“Young people need to be educated about the potential consequences of sexting—legal, social and psychological,” DeMatteo said. “The education should come from many sources – the more young people hear the message, the more likely it will be to sink in – so they should be educated by their parents, schools and perhaps even law enforcement.”
The study also examined motivations for sexting, the frequency respondents engaged in this behavior, the number of partners with whom they exchanged sexts, gender differences with regard to sexting and opinions about what appropriate consequences should be for engaging in illegal forms of this behavior.
About the Researchers:
David DeMatteo's research interests include psychopathy, forensic mental health assessment, drug policy and offender diversion. His research has been funded by the National Institute on Drug Abuse, Pennsylvania Department of Health, Pennsylvania Commission on Crime and Delinquency and American Psychology-Law Society. DeMatteo is licensed as a psychologist in Pennsylvania, where he conducts forensic mental health assessments of juveniles and adults. He has co-authored four books, including “Forensic Mental Health Assessment: a Casebook,” now in its second edition from Oxford University Press, as well as numerous book chapters and articles. He is an associate editor of Law and Human Behavior, on the editorial boards of several other journals, and a reviewer for more than 25 scientific journals. He is a fellow of the American Psychological Association, and he is board certified in forensic psychology by the American Board of Professional Psychology.
Megan Murphy is entering her sixth-year in Drexel’s JD/PhD program. Her primary research interests include criminal responsibility evaluations; risk assessment; trauma-informed care; and burgeoning areas in forensic psychology, such as forensic animal maltreatment evaluations. Her co-authored publications explore issues such as mandated substance-use treatment, capital sentencing, juvenile justice and women’s issues in forensic psychology. Murphy has clinical experience in a range of psychological settings. She has done human rights work in Port-au-Prince with Drexel’s Haiti Justice Project and participated in a legal co-op at the Montgomery County Public Defender’s Office. Before coming to Drexel, Murphy served as a volunteer coordinator for AmeriCorps “Schools of Hope,” addressing educational inequality through literacy tutoring in elementary schools.

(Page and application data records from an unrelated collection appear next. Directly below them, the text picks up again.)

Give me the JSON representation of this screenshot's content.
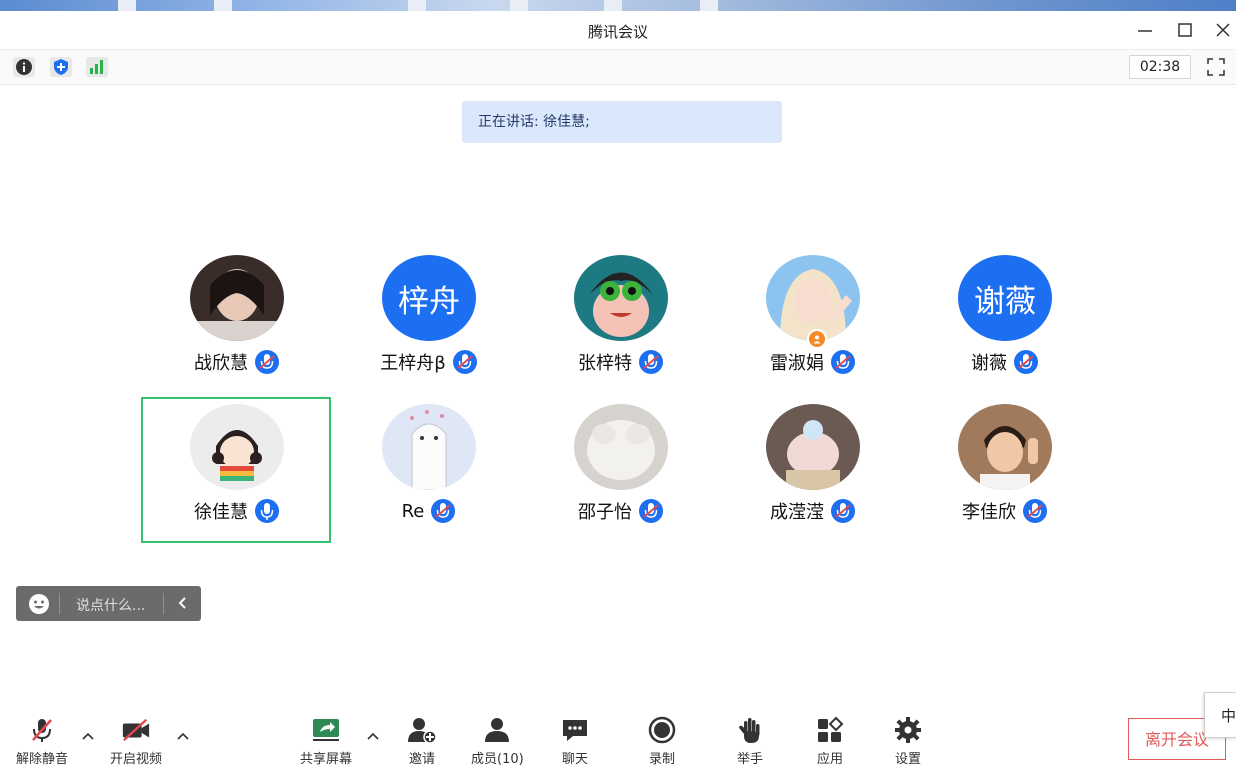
{
  "window": {
    "title": "腾讯会议"
  },
  "top_toolbar": {
    "timer": "02:38"
  },
  "speaker_banner": {
    "text": "正在讲话: 徐佳慧;"
  },
  "participants": [
    {
      "name": "战欣慧",
      "avatar": "photo",
      "mic": "muted"
    },
    {
      "name": "王梓舟β",
      "avatar": "initials",
      "initials": "梓舟",
      "mic": "muted"
    },
    {
      "name": "张梓特",
      "avatar": "cartoon",
      "mic": "muted"
    },
    {
      "name": "雷淑娟",
      "avatar": "photo",
      "mic": "muted",
      "host": true
    },
    {
      "name": "谢薇",
      "avatar": "initials",
      "initials": "谢薇",
      "mic": "muted"
    },
    {
      "name": "徐佳慧",
      "avatar": "cartoon",
      "mic": "speaking"
    },
    {
      "name": "Re",
      "avatar": "cartoon",
      "mic": "muted"
    },
    {
      "name": "邵子怡",
      "avatar": "photo",
      "mic": "muted"
    },
    {
      "name": "成滢滢",
      "avatar": "photo",
      "mic": "muted"
    },
    {
      "name": "李佳欣",
      "avatar": "photo",
      "mic": "muted"
    }
  ],
  "chat_input": {
    "placeholder": "说点什么..."
  },
  "bottom_bar": {
    "unmute": "解除静音",
    "start_video": "开启视频",
    "share_screen": "共享屏幕",
    "invite": "邀请",
    "members": "成员(10)",
    "chat": "聊天",
    "record": "录制",
    "raise_hand": "举手",
    "apps": "应用",
    "settings": "设置",
    "leave": "离开会议"
  },
  "ime_indicator": "中",
  "colors": {
    "accent": "#1d6ff2",
    "active_border": "#34c26d",
    "leave": "#e05a5a",
    "banner": "#dbe8fb"
  }
}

Heidi Strohmaier is completing her fourth year in Drexel’s doctoral program in clinical psychology. Her primary research emphasis is on forensic issues, including psychopathy, diversion for offenders with mental health and substance use issues, and legislation regarding animal maltreatment and juvenile sex offenders. Strohmaier also has clinical interests in health psychology and PTSD, particularly among veterans. During graduate school, she has completed clinical practica involving assessments and therapy with incarcerated offenders, hospitalized medical patients and adults with social anxiety disorder. She will be completing her pre-doctoral internship at the James Haley VA Medical Center in Tampa, Florida.
About Drexel’s JD/PhD Program:
Drexel University’s School of Law and College of Arts and Sciences offer a joint and integrated JD/PhD Program in law and psychology. The program melds two already ongoing successful endeavors, the JD degree in the School of Law and the PhD in clinical psychology in the Department of Psychology, thus further enhancing Drexel’s leadership in multidisciplinary education. The program provides those students who wish to pursue professional degrees in both law and psychology with a more efficient plan of study. The program is designed to be completed in seven years.
News Media Contact:
Alex McKechnie, firstname.lastname@example.org, 215-895-2705